rich tories, poor liberals, ndp.

Elections Alberta financial statements from the March 3, 2008 election campaign now show that Ed Stelmach's Progressive Conseravtives spent a record $3 million to sustain their 37-year old majority in the Alberta Legislature (with $1.7 million sitting in their coffers).

The four opposition parties raised and spent much less than the Tories. During the campaign period the Alberta Liberals netted $440,000 in contributions and spent $650,000, the New Democrats netted $465,000 in contributions and spent $816,000, the Wild Rose Alliance netted $513,000 in contributions and spent $464,000, and the Alberta Greens netted $27,000 in contributions and spent $50,000. The 2008 campaign left both the Liberals and NDP in some pretty deep financial debt.

Though I knew it was coming, I was sad to read that my former boss, Kieran Leblanc, will be let go by the Alberta Liberals due to lack of funds.
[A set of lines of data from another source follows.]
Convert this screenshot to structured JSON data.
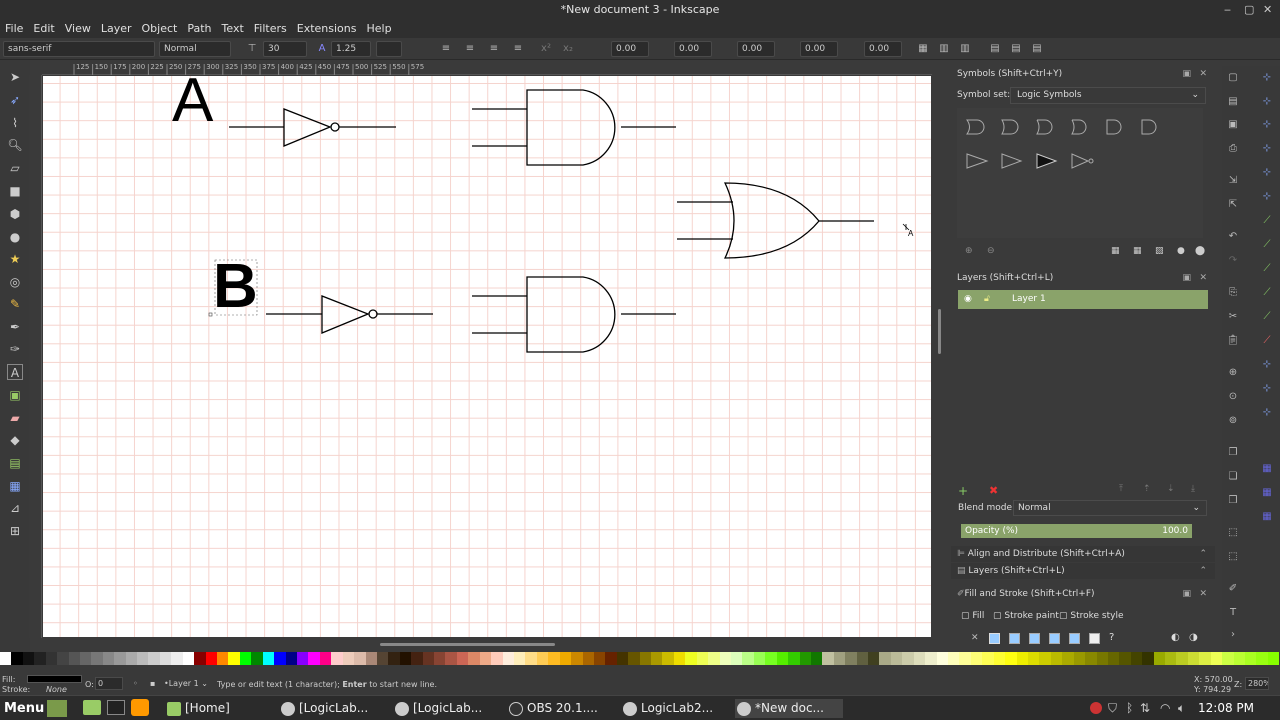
{
  "window": {
    "title": "*New document 3 - Inkscape",
    "minimize": "‒",
    "maximize": "▢",
    "close": "✕"
  },
  "menu": [
    "File",
    "Edit",
    "View",
    "Layer",
    "Object",
    "Path",
    "Text",
    "Filters",
    "Extensions",
    "Help"
  ],
  "text_toolbar": {
    "font_family": "sans-serif",
    "font_style": "Normal",
    "font_size": "30",
    "line_spacing": "1.25",
    "kern_x": "0.00",
    "kern_y": "0.00",
    "letter_spacing": "0.00",
    "word_spacing": "0.00",
    "rotation": "0.00"
  },
  "ruler_labels": [
    "125",
    "150",
    "175",
    "200",
    "225",
    "250",
    "275",
    "300",
    "325",
    "350",
    "375",
    "400",
    "425",
    "450",
    "475",
    "500",
    "525",
    "550",
    "575"
  ],
  "canvas_text": {
    "a": "A",
    "b": "B"
  },
  "symbols_panel": {
    "title": "Symbols (Shift+Ctrl+Y)",
    "symbol_set_label": "Symbol set:",
    "symbol_set_value": "Logic Symbols"
  },
  "layers_panel": {
    "title": "Layers (Shift+Ctrl+L)",
    "layers": [
      {
        "name": "Layer 1"
      }
    ],
    "blend_label": "Blend mode:",
    "blend_value": "Normal",
    "opacity_label": "Opacity (%)",
    "opacity_value": "100.0"
  },
  "collapsed_panels": [
    "Align and Distribute (Shift+Ctrl+A)",
    "Layers (Shift+Ctrl+L)"
  ],
  "fill_stroke": {
    "title": "Fill and Stroke (Shift+Ctrl+F)",
    "tabs": [
      "Fill",
      "Stroke paint",
      "Stroke style"
    ]
  },
  "status": {
    "fill_label": "Fill:",
    "stroke_label": "Stroke:",
    "stroke_value": "None",
    "opacity_label": "O:",
    "opacity_value": "0",
    "layer": "•Layer 1",
    "message_pre": "Type or edit text (1 character); ",
    "message_key": "Enter",
    "message_post": " to start new line.",
    "cursor_x": "X: 570.00",
    "cursor_y": "Y: 794.29",
    "zoom_label": "Z:",
    "zoom_value": "280%"
  },
  "taskbar": {
    "menu": "Menu",
    "tasks": [
      "[Home]",
      "[LogicLab...",
      "[LogicLab...",
      "OBS 20.1....",
      "LogicLab2...",
      "*New doc..."
    ],
    "clock": "12:08 PM"
  },
  "colors": {
    "accent_green": "#8aa36a",
    "canvas_bg": "#ffffff",
    "grid": "#f5d3cd"
  }
}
A former public education advocate, Leblanc jumped into politics before the 2001 provincial election when she sought the Edmonton-Mill Creek Liberal nomination against Bharat Agnihotri. She later joined the Liberal central campaign and became Executive Director in 2001 and saw the Liberal Party through the 2004 and 2008 election campaigns. Leblanc, who Calgary Herald columnist Don Braid described as an "excellent executive director" was a great boss and has been a great friend to me over the years. She is a passionate fighter and the Liberals will feel her loss.

The loss of Leblanc will leave the Alberta Liberals with a skeleton staff of two in the party office. With an election loss fresh in their minds and a leadership race underway, candidates Mo Eslalhy, David Swann, and Dave Taylor are going to have to figure out how to raise a lot of money to fix this sinking ship if they are serious about challenging the current Tory dynasty in the next election.
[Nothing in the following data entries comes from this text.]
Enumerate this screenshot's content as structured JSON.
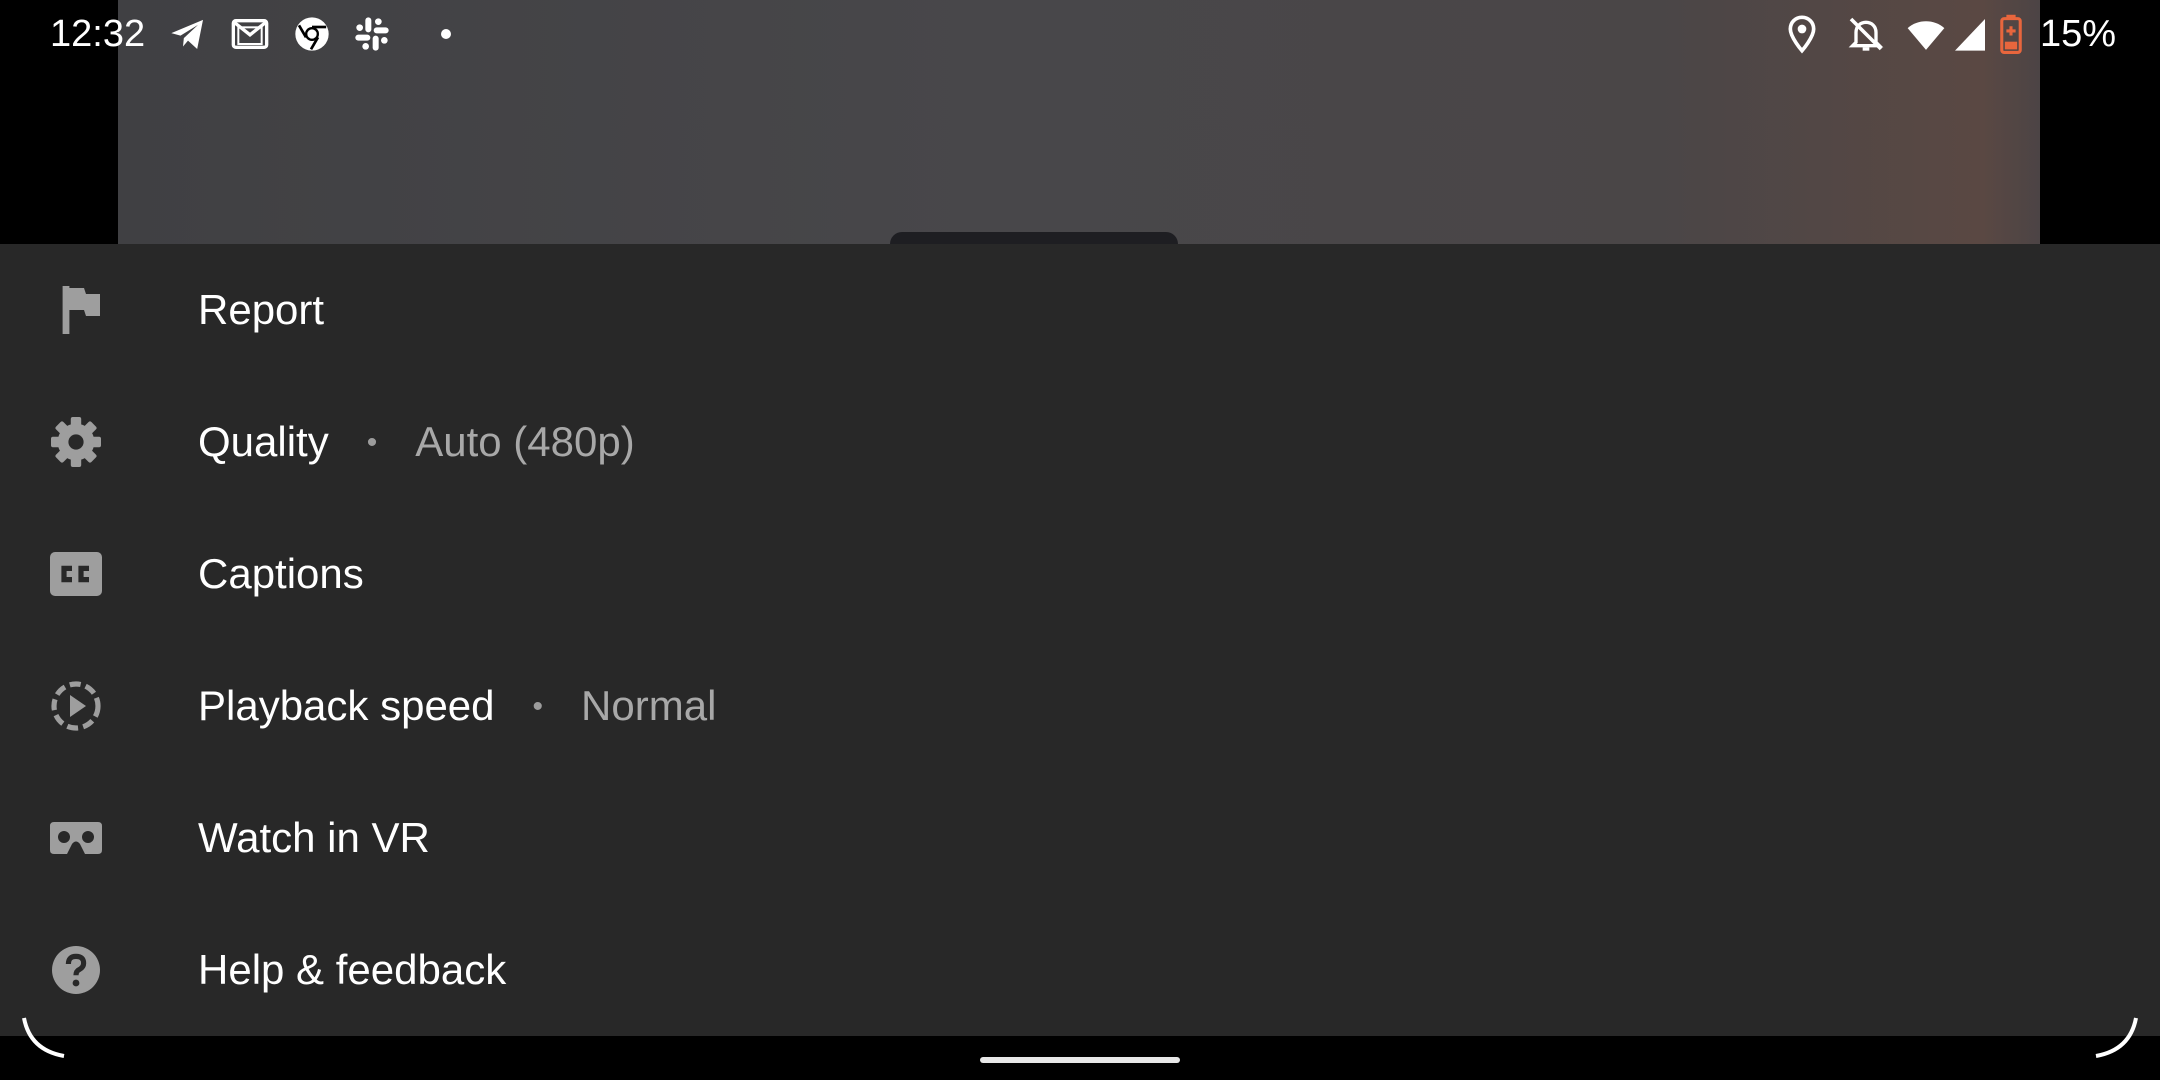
{
  "status_bar": {
    "time": "12:32",
    "battery_percent": "15%",
    "notification_icons": [
      "telegram-icon",
      "gmail-icon",
      "chrome-icon",
      "slack-icon",
      "more-dot-icon"
    ],
    "system_icons": [
      "location-icon",
      "notifications-off-icon",
      "wifi-icon",
      "cell-signal-icon",
      "battery-low-icon"
    ],
    "battery_color": "#e8663d"
  },
  "menu": {
    "items": [
      {
        "icon": "flag-icon",
        "label": "Report",
        "value": ""
      },
      {
        "icon": "gear-icon",
        "label": "Quality",
        "value": "Auto (480p)"
      },
      {
        "icon": "closed-captions-icon",
        "label": "Captions",
        "value": ""
      },
      {
        "icon": "playback-speed-icon",
        "label": "Playback speed",
        "value": "Normal"
      },
      {
        "icon": "vr-headset-icon",
        "label": "Watch in VR",
        "value": ""
      },
      {
        "icon": "help-icon",
        "label": "Help & feedback",
        "value": ""
      }
    ],
    "separator": "•",
    "background": "#282828",
    "icon_color": "#9e9e9e"
  }
}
George said...

I was sorry to hear about Kieran too. She is extremely capable -- in fact, I found her to be more knowledgeable about things than Taft. I remember one face-to-face with Taft over coffee in his Calgary office, and Kieran was present as well, and she and I knew more about ridings and issues than her boss (at this point, I formed my opinion of Taft that he is not right for the job).

I hope she'll land on her feet soon.
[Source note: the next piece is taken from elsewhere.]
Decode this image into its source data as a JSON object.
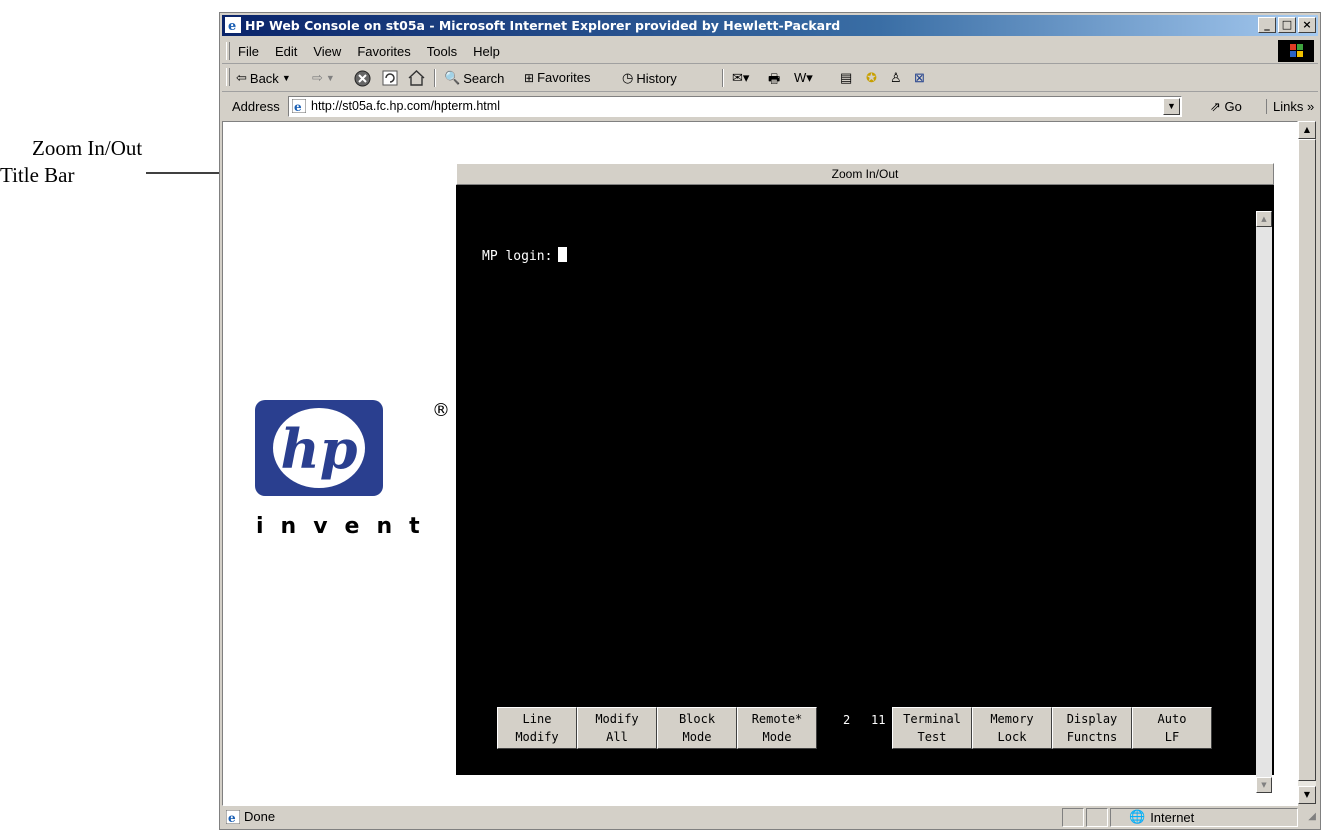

Anonymous said...

The 2008 campaign left both the Liberals and NDP in some pretty deep financial debt.

I don't quite follow this analysis, which also appeared in some media.

The Alberta NDP, after running a much more expensive campaign than last time, has about the same debt it did after 2004.

But it's annual revenue is up by over $100,000. They are not laying off any of their five staff, and are in fact talking about hiring a third field organizer to work out of their Calgary office.

Obviously they are poor compared to the Tories, but in spite of the fact they lost two seats, their financial position has never been as good.

Anonymous said...

I like Kevin. I think he would have made a great Premier.

However, I worked on the ALP campaign earlier this year, and from my limited brush with fundraising during those hectic five weeks, it was pretty clear that Kevin did not enjoy asking for money. He did not enjoy or want to have fundraising solicitations sent out to supporters in his name.

Look, no one enjoys asking other people for money, but it's a pretty crucial part of Politics 101. Just look at American politics -- before Labor Day, any serious politician spends about 4-5 hours a day on calling prospective donors and straight-up ASKING them to donate. How much calltime did Kevin Taft make in 2007? I'm guessing it wasn't much, but I suppose I really couldn't say for certain.

One thing is clear: he obviously wasn't doing enough to 'beg, borrow, and steal' his way into providing the ALP with a respectable war chest for the 2008 campaign. And you can't expect to have people take your illusions of 43 seats seriously on a $600,000 campaign budget.

Patrick Ross said...

Money alone will never make the Alberta Liberals competitive against the Tories, sad to say.

This party needs a solid reworking from top to bottom: from policy right up to its very identity.

It also needs to have a realistic gameplan: it's far beyond unlikely that this party will waltz into the next provincial election and form the government. What it can hope for, however, is to form a stronger opposition, and build itself up to the point where it can contend to be the government.

It won't change overnight. It won't even change in a single election.

The Liberals blew a huge opportunity to set the table for a challenge to the sitting government in the last election. They're going to have to stop following steps forward with two steps backward.